Page status: outline
To-do: Flesh out descriptions and shit, add photos of DEs
Before researching and choosing the right distrobution for you, you must have in mind what you want to use it for. Facebook machine? Programming? Gaming (lel)? A secondary consideration is hardware. Linux generally tends to play well with underpowered or aging computers, but you may want to try lighter distros.
There are three things you want to compare when distro shopping.
1. Distro quirks
3. Application library
- 1 Distro families
- 2 Debian
- 3 Fedora
- 4 OpenSUSE
- 5 Arch
- 6 Gentoo
- 7 Slackware
- 8 Other
- 9 How new r u
- 10 Desktop Environments
For more information, visit each distro's homepage, Wikipedia, and DistroWatch.

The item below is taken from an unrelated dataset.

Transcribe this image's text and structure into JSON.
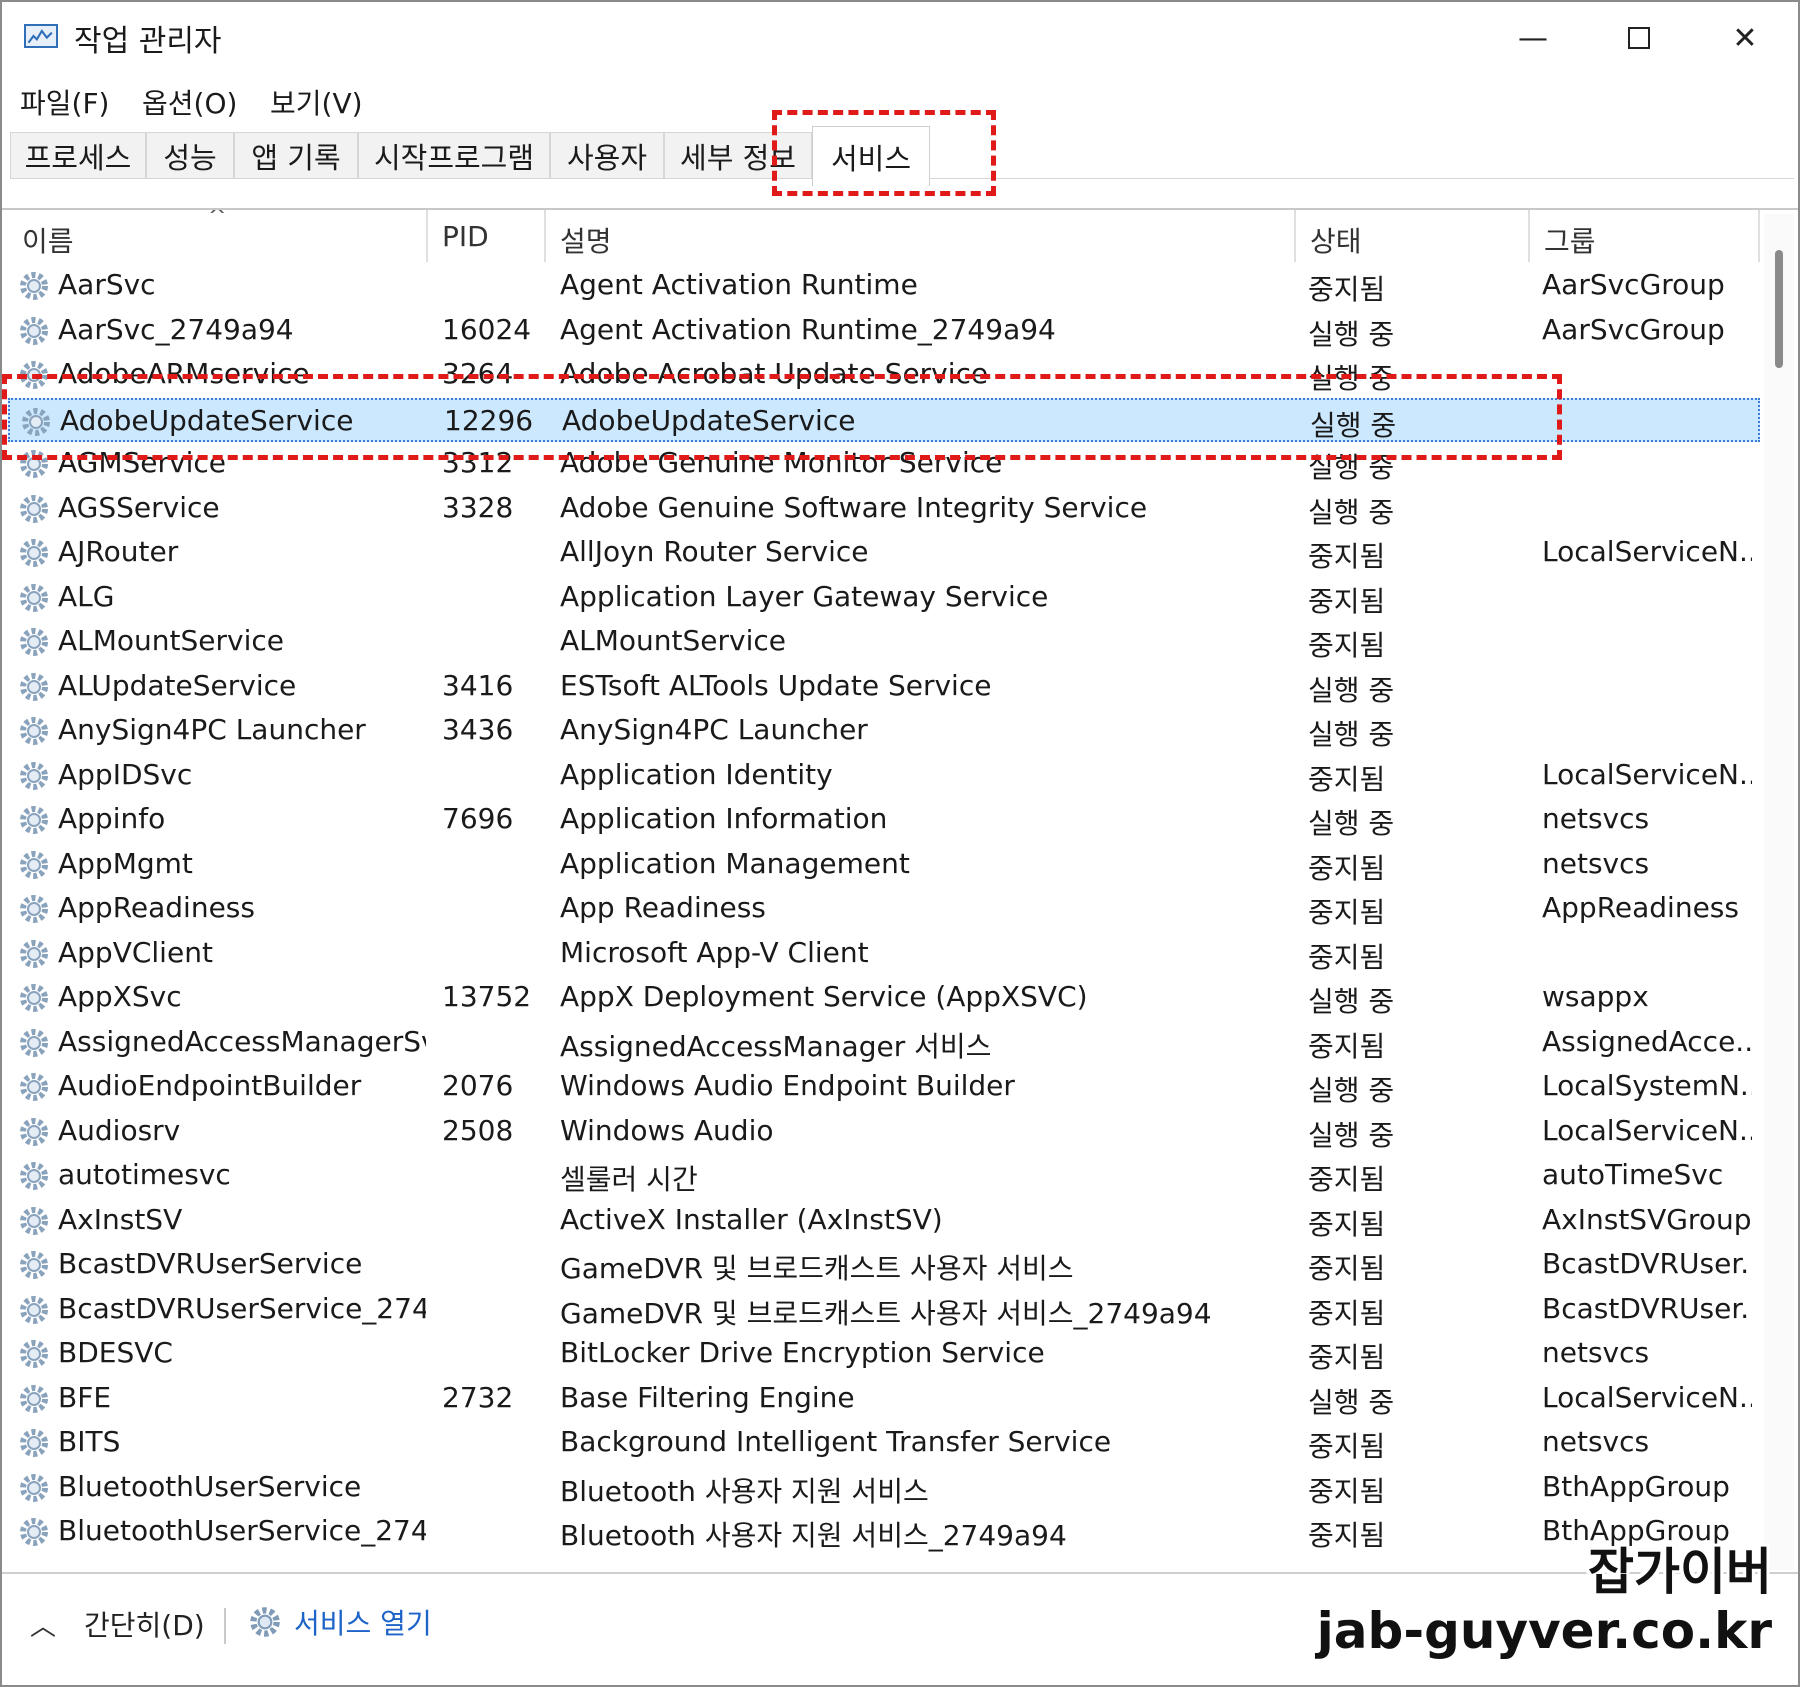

A community-developed distro focused on stability. Has the biggest user base if you include distros based on it. Comes in various releases with different tradeoffs of stability/up-to-datedness. More or less the most important distro.
Takes Debian Testing, makes sure its packages are usable, adds drivers, adds handholding, and adds spyware. Not to fear, it's easily removable ([fixubuntu.com]). Comes with Unity by default. Repo is supplemented with user-maintained PPAs, so if it's available for Linux you can probably find it here. The most popular desktop distro with the most guides and solutions on various forums.
Developed by Canonical, the evil empire of the free software world.
Takes Ubuntu, removes spyware, adds proprietary shit like Flash right in the iso. Developed the MATE and Cinnamon desktop environments. Uses Ubuntu repos.
Takes Ubuntu and makes it look like OS X by developing the Pantheon desktop environment and in-house programs. Uses Ubuntu repos.
Takes Debian Stable and rices it for you. Openbox, Tint2, the works. Comes with drivers. Uses stable and backport Debian repos.
Developed by Red Hat, probably the biggest corporate backer of GNU/Linux, as a testing bed for its commercial RHEL distro. Bleeding edge - usually the first major distro to start shipping with new developments such as Wayland.
Developed by Novell as a testing bed for its commercial SUSE distro. Best implementation of KDE, and great GNOME integration. Has a well-regarded integrated configuration tool called YaST.
A community-developed distro focused on simplicity and vanilla-ness of its underlying parts. No handholding or preconfigured defaults - setting up the system is left to the user. Has the most bleeding-edge packages, so be prepared for the possibility of things breaking when you update. Great for learning how a GNU/Linux system comes together.
Takes Arch, preconfigures everything, and gives it an easy graphical installer. Also maintains its own repo of more stable packages in addition to the Arch repos.
How new r u
babby's first loonix
Ubuntu has been the go-to distro for new GNU/Linux users for several years. Unfortunately, the developers have recently made some choices that do not reflect the best interests of users or the wider GNU/Linux ecosystem. Ubuntu ships with spyware that sends your desktop searches to Amazon for the purpose of displaying ads in your search results. It is highly recommended to follow the steps at [fixubuntu.com] immediately upon installation. Despite this, it is still a solid distro for newcomers and continues to be extremely popular with desktop users, with a great support community.
Now you can do WMs
Cinnamon - Mint
Unity - Ubuntu
Pantheon - Elementary
MATE (Gnome 2) - Mint
Explanation of stacking/tiling shit
the rest/who cares
the rest/who cares